* Required work
Set down, exactly as written, every line from the one containing "What's the underlying" through the end of the listing.

- - - - - - -

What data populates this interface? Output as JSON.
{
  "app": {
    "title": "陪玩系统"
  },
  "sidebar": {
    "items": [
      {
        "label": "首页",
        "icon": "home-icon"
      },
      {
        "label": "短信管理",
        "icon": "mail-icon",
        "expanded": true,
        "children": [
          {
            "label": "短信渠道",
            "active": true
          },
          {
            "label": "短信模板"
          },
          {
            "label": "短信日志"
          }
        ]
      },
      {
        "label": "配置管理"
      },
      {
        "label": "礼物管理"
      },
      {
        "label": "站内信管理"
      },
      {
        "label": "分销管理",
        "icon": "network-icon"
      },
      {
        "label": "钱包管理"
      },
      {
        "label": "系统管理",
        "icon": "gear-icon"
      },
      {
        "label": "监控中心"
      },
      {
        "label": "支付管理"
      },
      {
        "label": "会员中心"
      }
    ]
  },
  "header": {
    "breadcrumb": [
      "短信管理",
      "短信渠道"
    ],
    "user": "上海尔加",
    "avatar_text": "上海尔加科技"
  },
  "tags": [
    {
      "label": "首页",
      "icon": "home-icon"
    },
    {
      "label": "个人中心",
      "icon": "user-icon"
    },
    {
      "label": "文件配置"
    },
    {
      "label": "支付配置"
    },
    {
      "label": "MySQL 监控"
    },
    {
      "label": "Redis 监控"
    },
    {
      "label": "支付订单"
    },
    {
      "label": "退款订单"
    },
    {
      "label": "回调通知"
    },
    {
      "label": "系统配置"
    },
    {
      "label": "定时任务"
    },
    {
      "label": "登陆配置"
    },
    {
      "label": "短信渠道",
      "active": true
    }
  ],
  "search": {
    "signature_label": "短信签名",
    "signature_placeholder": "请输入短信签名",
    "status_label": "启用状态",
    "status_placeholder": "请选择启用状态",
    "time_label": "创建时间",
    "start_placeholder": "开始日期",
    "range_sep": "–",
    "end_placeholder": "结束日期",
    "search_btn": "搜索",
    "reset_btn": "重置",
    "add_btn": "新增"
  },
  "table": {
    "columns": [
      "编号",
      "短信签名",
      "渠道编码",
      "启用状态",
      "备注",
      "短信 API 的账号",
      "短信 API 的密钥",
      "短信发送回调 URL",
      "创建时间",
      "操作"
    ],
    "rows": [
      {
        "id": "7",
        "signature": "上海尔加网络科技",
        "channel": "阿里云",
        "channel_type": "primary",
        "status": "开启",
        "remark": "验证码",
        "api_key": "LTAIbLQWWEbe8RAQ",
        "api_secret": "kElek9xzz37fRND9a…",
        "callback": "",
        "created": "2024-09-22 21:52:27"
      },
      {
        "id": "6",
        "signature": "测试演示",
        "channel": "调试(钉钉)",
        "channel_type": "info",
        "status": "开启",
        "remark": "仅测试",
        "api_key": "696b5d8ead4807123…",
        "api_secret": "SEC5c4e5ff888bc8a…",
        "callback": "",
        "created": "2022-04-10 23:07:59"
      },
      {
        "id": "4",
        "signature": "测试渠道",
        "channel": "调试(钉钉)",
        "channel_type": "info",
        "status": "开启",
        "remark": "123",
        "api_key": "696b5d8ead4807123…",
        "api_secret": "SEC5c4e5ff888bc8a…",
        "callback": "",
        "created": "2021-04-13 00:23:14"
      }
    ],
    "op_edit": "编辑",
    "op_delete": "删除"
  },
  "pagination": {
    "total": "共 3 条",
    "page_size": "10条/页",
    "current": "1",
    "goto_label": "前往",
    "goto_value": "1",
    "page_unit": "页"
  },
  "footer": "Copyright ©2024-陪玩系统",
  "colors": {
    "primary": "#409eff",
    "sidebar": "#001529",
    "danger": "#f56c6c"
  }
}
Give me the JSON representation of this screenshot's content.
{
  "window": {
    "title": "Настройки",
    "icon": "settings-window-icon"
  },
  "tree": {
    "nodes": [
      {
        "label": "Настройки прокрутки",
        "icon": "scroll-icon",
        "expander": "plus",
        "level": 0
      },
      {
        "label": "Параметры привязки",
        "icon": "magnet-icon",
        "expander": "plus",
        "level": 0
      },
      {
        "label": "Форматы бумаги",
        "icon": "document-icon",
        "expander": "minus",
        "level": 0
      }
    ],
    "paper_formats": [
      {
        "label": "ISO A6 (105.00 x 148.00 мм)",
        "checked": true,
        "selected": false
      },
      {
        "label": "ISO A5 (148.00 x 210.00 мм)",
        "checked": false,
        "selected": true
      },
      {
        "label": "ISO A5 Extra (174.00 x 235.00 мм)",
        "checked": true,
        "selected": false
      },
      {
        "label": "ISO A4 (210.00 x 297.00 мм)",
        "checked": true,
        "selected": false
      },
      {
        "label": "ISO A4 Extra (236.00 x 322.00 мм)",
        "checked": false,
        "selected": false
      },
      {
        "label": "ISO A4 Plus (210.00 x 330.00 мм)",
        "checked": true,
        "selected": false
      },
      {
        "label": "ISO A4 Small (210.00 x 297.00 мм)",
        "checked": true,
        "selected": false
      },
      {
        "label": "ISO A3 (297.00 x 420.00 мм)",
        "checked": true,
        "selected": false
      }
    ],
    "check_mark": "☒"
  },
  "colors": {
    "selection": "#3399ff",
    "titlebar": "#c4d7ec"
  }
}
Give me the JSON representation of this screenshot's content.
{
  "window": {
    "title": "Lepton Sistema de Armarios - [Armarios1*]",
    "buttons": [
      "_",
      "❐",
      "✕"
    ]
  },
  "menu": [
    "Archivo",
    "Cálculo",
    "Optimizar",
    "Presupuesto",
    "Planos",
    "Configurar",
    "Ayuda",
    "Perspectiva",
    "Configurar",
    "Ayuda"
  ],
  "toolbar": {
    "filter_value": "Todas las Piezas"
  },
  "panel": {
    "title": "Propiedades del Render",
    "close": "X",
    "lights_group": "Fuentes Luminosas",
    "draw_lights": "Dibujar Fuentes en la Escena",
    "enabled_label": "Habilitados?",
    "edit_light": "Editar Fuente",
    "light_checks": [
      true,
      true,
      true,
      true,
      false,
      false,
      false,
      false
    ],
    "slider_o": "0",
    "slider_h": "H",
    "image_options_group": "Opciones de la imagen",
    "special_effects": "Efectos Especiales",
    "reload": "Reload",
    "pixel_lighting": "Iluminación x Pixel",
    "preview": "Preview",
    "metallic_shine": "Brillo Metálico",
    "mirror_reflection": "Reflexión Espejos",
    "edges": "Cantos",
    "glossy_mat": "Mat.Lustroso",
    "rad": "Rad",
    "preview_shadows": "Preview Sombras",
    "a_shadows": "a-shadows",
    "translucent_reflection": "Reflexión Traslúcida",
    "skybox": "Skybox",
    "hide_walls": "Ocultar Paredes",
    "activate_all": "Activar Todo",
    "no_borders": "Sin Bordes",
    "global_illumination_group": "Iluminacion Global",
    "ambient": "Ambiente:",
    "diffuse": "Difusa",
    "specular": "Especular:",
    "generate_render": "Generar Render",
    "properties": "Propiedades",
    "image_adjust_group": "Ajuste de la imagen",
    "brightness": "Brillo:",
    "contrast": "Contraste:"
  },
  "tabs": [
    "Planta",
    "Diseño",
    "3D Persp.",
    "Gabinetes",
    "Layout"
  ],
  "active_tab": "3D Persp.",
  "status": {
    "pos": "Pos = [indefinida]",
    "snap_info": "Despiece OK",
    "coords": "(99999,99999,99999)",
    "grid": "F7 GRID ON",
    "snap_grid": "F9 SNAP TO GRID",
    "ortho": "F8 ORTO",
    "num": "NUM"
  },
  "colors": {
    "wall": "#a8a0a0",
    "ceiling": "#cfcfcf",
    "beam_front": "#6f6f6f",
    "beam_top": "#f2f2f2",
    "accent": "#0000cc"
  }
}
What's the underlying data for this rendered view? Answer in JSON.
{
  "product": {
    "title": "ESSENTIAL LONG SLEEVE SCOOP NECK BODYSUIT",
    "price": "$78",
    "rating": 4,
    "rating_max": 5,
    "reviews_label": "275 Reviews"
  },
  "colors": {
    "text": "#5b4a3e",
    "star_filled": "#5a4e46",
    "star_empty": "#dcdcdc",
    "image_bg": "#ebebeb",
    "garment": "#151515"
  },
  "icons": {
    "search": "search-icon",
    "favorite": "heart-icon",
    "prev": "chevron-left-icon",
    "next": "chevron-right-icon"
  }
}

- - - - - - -

* Response for this exercise
What's the underlying data for this rendered view? Answer in JSON.
{
  "product": {
    "title": "ESSENTIAL LONG SLEEVE SCOOP NECK BODYSUIT",
    "price": "$78",
    "rating": 4,
    "rating_max": 5,
    "reviews_label": "275 Reviews"
  },
  "colors": {
    "text": "#5b4a3e",
    "star_filled": "#5a4e46",
    "star_empty": "#dcdcdc",
    "image_bg": "#ebebeb",
    "garment": "#151515"
  },
  "icons": {
    "search": "search-icon",
    "favorite": "heart-icon",
    "prev": "chevron-left-icon",
    "next": "chevron-right-icon"
  }
}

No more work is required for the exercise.